Father Beal said that in the complex world of legislation or policy-making in a pluralistic society "the binding force of church teaching diminishes as it descends from the mountaintop of moral principles to the dark valley of practical applications."

"Thus it is hard to say, when the views of politicians on public policy issues clash with those of church authorities, that the politicians' dissenting views are, per se, sinful," he said. "They may be open to criticism, wrong-headed, inconsistent, pusillanimous or even stupid, but they are not unambiguously sinful."

"Even if a politician's views or votes can be fairly characterized as sinful, they do not qualify as 'manifest' grave sin, as that word has been used in canonical tradition," he said. "For a sin to be manifest, it is not enough that it be public or even notorious; it must also be so habitual that it constitutes an objectively sinful lifestyle or occupation."

He said commentators have traditionally cited pimping and prostitution among the kinds of professions that would qualify. Among states or conditions of life, the best known example is the exclusion from Communion of those who have divorced and remarried outside the church -- they are regarded by the church as living in a public state of sin.

Father Beal noted that in the 1940s the Vatican said Communion should be denied to members of the Communist Party in Italy because they adhered to an anti-Catholic society and were presumed apostates. "But it requires a stretch to find an analogy between the Communist Party in Italy in the late 1940s and any mainstream American political party today," he said. "If there were such an analogy, the refusal of holy Communion would have to be extended beyond politicians to those who support and vote for them, as it once was in Italy."

He said obstinate persistence in the sin is another requisite before Communion can be withheld under canon law. But that assumes the church official refusing politicians Communion "has engaged in a serious effort to teach them to see the truth of the church's teaching and the error of their ways," he said. Resorting to disciplinary measures is an "implicit acknowledgment" that the church authorities "have failed as teachers" to make a convincing case, he said.

He added that before the new code was adopted in 1983 some consultants objected that Canon 915 made it too hard to discipline errant Catholics. The commission's response, he said, "was not to lower the bar for refusing holy Communion but, if anything, to raise it."

Califano said President Johnson "considered family planning services for the poor an essential part of his antipoverty program." He said Johnson enlisted him to negotiate a form of peaceful coexistence with the bishops, who backed most elements of Johnson's "war on poverty" but drew a sharp line at government funding for artificial contraception.

"Those were the days you could sit down with the bishops," he said.

"We crafted an uneasy truce: If the president used the term 'population problem' -- which also allowed for solutions like increasing available food -- rather than 'birth control' or 'population control,' the bishops would stay silent," Califano said. "Johnson kept his part of the bargain. So did the bishops."

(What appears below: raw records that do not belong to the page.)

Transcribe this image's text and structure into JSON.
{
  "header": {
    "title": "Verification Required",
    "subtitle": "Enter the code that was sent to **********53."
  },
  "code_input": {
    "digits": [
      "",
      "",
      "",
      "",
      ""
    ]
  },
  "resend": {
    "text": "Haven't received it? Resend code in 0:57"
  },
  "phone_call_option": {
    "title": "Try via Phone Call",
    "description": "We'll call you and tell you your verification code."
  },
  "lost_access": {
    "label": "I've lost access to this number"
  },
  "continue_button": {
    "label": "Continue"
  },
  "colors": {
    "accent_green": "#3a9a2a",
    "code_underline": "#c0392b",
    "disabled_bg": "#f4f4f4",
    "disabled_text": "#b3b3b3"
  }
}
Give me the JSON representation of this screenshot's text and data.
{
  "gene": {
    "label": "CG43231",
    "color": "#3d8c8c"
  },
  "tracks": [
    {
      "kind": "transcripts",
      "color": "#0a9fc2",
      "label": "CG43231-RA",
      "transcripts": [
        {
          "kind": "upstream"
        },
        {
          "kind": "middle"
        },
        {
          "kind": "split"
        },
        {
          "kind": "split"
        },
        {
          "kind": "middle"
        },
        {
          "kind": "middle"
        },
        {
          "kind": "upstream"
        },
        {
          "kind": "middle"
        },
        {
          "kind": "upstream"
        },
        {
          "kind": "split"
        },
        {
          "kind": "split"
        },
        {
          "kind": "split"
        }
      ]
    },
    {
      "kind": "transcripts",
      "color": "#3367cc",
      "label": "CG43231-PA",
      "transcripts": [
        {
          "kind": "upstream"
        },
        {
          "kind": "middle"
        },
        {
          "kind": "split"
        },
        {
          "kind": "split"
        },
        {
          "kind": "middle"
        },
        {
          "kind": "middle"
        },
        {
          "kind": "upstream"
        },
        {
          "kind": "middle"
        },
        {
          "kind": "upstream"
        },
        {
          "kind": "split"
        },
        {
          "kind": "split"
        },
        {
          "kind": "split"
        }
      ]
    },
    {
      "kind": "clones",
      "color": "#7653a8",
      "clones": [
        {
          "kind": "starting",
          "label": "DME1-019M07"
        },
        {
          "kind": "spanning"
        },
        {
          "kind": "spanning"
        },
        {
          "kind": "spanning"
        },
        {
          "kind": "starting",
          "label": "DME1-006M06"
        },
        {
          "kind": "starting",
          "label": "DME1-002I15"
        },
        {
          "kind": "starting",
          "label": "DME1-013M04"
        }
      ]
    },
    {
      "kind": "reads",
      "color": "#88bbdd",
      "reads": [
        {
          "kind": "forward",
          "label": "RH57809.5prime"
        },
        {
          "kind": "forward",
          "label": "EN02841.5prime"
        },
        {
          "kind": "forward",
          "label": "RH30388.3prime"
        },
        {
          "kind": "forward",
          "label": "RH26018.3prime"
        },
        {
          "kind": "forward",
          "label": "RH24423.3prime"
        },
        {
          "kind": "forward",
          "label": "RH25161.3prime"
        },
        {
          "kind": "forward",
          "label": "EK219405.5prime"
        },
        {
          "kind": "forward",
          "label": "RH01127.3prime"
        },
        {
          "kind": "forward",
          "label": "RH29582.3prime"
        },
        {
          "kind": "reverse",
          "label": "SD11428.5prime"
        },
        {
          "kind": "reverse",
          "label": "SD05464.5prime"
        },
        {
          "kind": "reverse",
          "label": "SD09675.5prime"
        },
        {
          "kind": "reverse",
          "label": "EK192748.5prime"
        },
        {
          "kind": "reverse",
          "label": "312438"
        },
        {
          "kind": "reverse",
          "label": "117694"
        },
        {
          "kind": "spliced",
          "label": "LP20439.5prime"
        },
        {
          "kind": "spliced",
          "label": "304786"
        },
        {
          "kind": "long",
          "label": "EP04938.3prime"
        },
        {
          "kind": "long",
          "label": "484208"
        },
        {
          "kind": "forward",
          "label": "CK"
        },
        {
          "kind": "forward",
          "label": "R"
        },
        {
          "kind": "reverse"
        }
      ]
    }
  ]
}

Califano cited similar balancing acts he had to reach as Carter's head of the Department of Health, Education and Welfare trying to deal with congressionally enacted Medicaid funding for abortions, guidelines for federally funded sterilization and the question of federal policy on in vitro fertilization research after the first artificially conceived baby was born in England.

"The moral theology of the Catholic Church was an invaluable moral compass for me, but balancing my Catholic convictions with my obligations as a public servant was a wrenching intellectual, spiritual and emotional experience," Califano wrote.

He said, "I found no automatic answers in Christian theology and the teachings of the church . . . to the perplexing and controversial questions of public policy on abortion, sterilization, aging, in vitro fertilization, fetal research, extending or cutting off the final days of terminally ill patients and recombinant DNA and cloning."